SAFETY ISSUES FOR REVIEW AND LESSONS LEARNED
STANDARD FIRE ORDERS
- Base all actions on current and expected fire behavior.
WATCH OUT SITUATIONS
- Wind increases and/or changes direction.
- Getting frequent spot fires across line.
- Consider topographical features and fuels, no matter how minor, in relation to you and/or your vehicle’s location to anticipate fire behavior.
- Base actions on current fire situation and activity potential.
- Properly wear your PPE”
The state of Utah has developed a plan to mitigate and prevent the adverse impacts of what they call “catastrophic wildfires”. A 25-person steering committee wrote the document which identifies 14 statewide pilot projects
designed to offer the greatest positive impact on community
safety, water supply, utility and transportation
infrastructure, and damage to waterways and reservoir
storage. The projects include public education, improved address and road signage, the acquisition of more fire apparatus, and various types of fuel treatments. The estimated cost of the 14 projects is $129 million.
The plan is titled Catastrophic Wildfire Reduction Strategy. I’m sure that “catastrophic” describes wildfire, rather than the strategy.
Considering what has been going on in Utah during the last couple of years I was surprised to not see anything in the plan about taking over federal land to turn it over to the state or private companies.
Thanks and a tip of the hat go out to Shayne.
Above: The Little Den Fire at about 7:55 p.m. MDT July 20, 2016. Screen shot from Nevada Seismological Laboratory camera.
Earlier this month a mountain top camera operated by the Nevada Seismological Laboratory captured excellent images of the Hot Pot Fire near Midas, Nevada as it burned approximately 120,000 acres within its first 30 hours. The still images were converted to time-lapse videos condensing an hour of fire activity into one minute.
Now it has taken photos of a new fire, the Little Den Fire 39 miles west of Austin, Nevada between U.S. Highway 50 and Highway 2. By Wednesday evening it had burned an estimated 1,800 acres and was being suppressed by 3 hand crews, 7 engines, 3 air tankers, and 2 helicopters. Hecht’s Type 3 incident management team is assigned to the fire.
In one video you can see the initial stages of the fire as it started at 10:15 a.m. on Wednesday July 20.
The one-minute video below shows the rapid spread of the Little Den Fire from 4 p.m. to 5 p.m. on Wednesday.
The next video covers 7 p.m. to 8 p.m. and has some very interesting images just before sunset showing wind shear effects on the smoke.
The National Weather Service has posted Red Flag Warnings or Fire Weather Watches for areas in California, Nevada, Washington, Oregon and Idaho.

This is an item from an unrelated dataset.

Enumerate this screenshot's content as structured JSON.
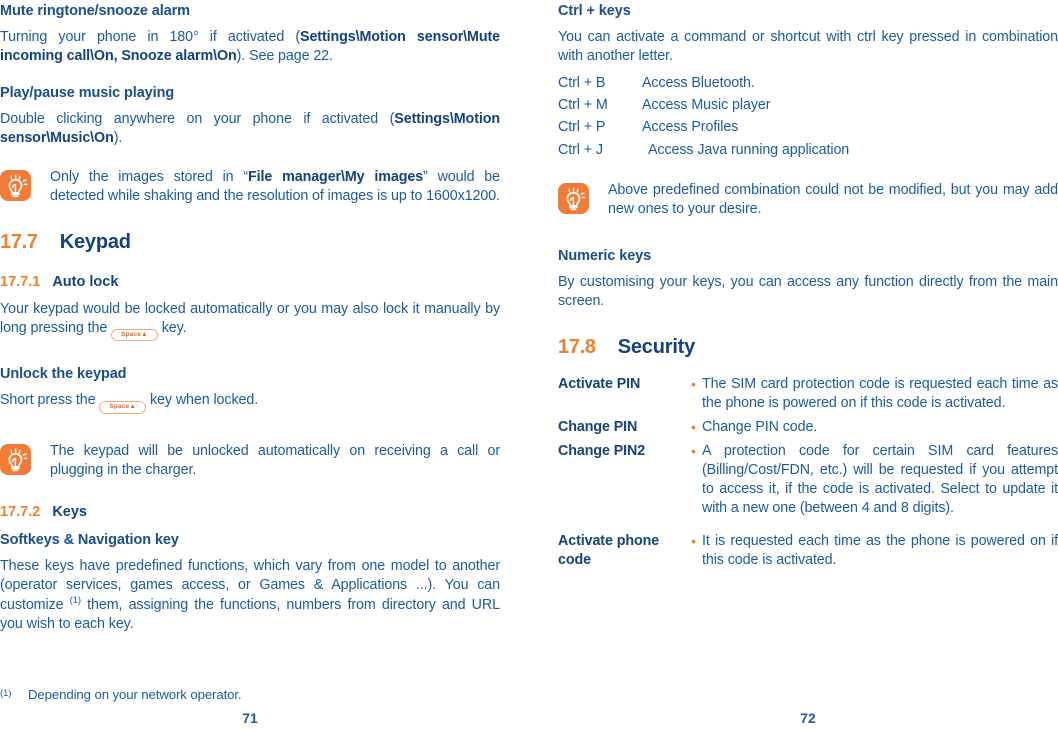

The passage of a cold front will bring gusty winds and abundant lightning to the Columbia Basin in parts of Washington and Oregon Thursday night through Friday morning. The Snake River Plain in Idaho will experience wind gusts of 30 to 40 mph with humidities of 5 to 15 percent Friday afternoon through Friday evening.
The maps were current as of 7:55 a.m. MDT on Thursday. Red Flag Warnings can change throughout the day as the National Weather Service offices around the country update and revise their forecasts and maps. For the most current data visit this NWS site.
He was fighting a fire in the Chibougamau region Sunday afternoon
From the Montreal Gazette:
Régis Tremblay, 61, was at the scene of a blaze when he said he wasn’t feeling well and collapsed, said Gérard Lacasse, prevention and information co-ordinator for the provincial firefighting agency, the Société de protection des forêts contre le feu (SOPFEU). Resuscitation attempts took place before he was rushed to a hospital in Roberval, where he was pronounced dead.
It was Tremblay’s 30th season with SOPFEU.
Lacasse said it was too early to tell what caused the death, but said the fire was not “intense” and was already under control. Tremblay was working on the fire for about an hour and a half before the incident.
Our sincere condolences go out to the friends, family, and co-workers of Mr. Tremblay.